“Kansas has pretty low participation in a number of federal nutrition programs,” Gee said.

Twenty percent of Kansas kids are considered “food insecure,” according to Gee and Gaston.

Yet the state ranks 46th in participation in the Supplemental Nutrition Assistance Program, commonly known as food stamps, and 34th in school breakfast participation, with 54 percent of those eligible not receiving it.

After the Legislature voted in June to increase the state sales tax, most Kansans also now pay the nation’s highest sales tax on food.

“That’s not a good distinction,” Gee said.

Gaston and Gee said Kansas doesn’t need new government programs to solve hunger problems.

“All of these programs we’re going to talk about are programs that already exist,” Gaston said. “We just need to start using them better in Kansas.”

The summer food program’s low rate of usage, for example, is partly a matter of access.

Thirty-five of the state’s 105 counties, including all of northwest Kansas, currently have no sites for summer meals.
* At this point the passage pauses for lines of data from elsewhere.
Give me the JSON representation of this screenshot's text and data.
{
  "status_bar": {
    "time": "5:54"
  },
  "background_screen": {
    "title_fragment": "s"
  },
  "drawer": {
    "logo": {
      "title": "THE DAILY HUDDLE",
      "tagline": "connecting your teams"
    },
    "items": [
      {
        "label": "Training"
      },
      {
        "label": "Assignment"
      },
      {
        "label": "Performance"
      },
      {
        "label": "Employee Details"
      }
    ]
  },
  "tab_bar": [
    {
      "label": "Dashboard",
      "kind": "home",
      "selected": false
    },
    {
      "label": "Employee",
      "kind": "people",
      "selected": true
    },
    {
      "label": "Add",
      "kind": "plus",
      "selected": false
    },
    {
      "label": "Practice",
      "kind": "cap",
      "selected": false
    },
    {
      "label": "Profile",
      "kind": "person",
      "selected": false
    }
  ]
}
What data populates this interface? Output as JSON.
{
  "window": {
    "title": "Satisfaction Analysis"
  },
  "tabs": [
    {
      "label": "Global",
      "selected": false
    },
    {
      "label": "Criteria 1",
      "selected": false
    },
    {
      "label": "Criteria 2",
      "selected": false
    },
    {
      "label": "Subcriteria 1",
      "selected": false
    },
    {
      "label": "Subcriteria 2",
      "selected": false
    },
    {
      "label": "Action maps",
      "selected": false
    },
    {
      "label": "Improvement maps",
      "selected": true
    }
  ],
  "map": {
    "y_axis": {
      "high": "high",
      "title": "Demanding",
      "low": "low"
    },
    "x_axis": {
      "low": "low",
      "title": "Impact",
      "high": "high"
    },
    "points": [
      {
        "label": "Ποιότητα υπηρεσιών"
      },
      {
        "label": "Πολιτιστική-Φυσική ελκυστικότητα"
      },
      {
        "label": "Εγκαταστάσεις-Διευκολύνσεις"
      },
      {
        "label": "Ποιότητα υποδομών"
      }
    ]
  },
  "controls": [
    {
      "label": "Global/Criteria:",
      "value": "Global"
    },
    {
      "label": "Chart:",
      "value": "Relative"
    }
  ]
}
Gaston said that’s improving a bit year-to-year, but large swaths still struggle with the logistics of transporting far-flung students to a central site for lunch in the summer.

“We know in Kansas we have a lot of frontier and rural counties, especially in western Kansas,” Gaston said. “So that’s been a huge challenge.”

Some suggestions for improving participation in the summer program were to create county-level task forces, start a site or volunteer to help serve or supervise at a site. Gaston said Westminster Presbyterian’s summer program in Topeka is a model to follow.

Gee said state-level changes to SNAP that restricted eligibility and cut outreach programs will lead to 1,500 Kansans losing food benefits this fiscal year and 3,000 next year, increasing pressure on local food banks. She encouraged conference attendees to get involved in state politics.

Gov. Sam Brownback’s administration has said the changes are intended to encourage work rather than reliance on government assistance.

Gaston said the federal Healthy Hunger-Free Kids Act of 2010 has become a political lightning rod because of its association with first lady Michelle Obama, but it is largely working in providing healthier lunches for young students.

She noted that a group of retired U.S. military generals recently released a report encouraging lawmakers to stick with the program, as a hedge against childhood obesity rates that disqualify a significant percentage of Americans from military service.